Those Bozeman residents who come to see us here at Cok Kinzler PLLP after having been injured in a car accident may be justifiably upset as to the causes of their collisions. If you are like most drivers, than you likely go the great lengths to ensure that you pose no threat to others on the road around you. Given this attitude, you too may be frustrated if another’s negligence behind the wheel caused you harm. Of the many forms of recklessness demonstrated by drivers, speeding may be the most common. Understanding Montana’s speed limit laws may prove beneficial when trying to determine liability following an accident.
According to the state’s Annotated Code, the speed limit on a federal-aid interstate highway within an area populated by more than 50,000 people is 65 miles-per-hour. That limit increases to 80 mph on highways passing through rural areas with smaller populations. All other public highways observe a speed of 70 mph during daytime hours, and 65 mph at night. When traveling through a populated urban area, one should not exceed 25 mph.
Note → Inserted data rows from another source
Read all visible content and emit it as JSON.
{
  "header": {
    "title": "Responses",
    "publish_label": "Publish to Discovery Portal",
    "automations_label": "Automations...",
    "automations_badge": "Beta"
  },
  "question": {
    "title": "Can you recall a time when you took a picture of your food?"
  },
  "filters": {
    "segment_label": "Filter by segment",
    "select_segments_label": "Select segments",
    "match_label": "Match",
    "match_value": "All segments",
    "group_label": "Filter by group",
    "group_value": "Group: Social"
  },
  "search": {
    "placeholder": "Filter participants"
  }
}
Yet what happens if weather, traffic or road conditions call for one to drive slower to maintain control of his or her vehicle? The law states that in such conditions, a person should drive “at a reduced rate of speed no greater than is reasonable and prudent under the conditions existing at the point of operation.” For example, a person that collides with you while speeding along an ice-covered public highway may not be able to use the excuse that his or she was not at fault due to speeding simply because he or she was not exceeding 70 mph.
You can discover more information behind the common causes of car accidents by continuing to browse through our site.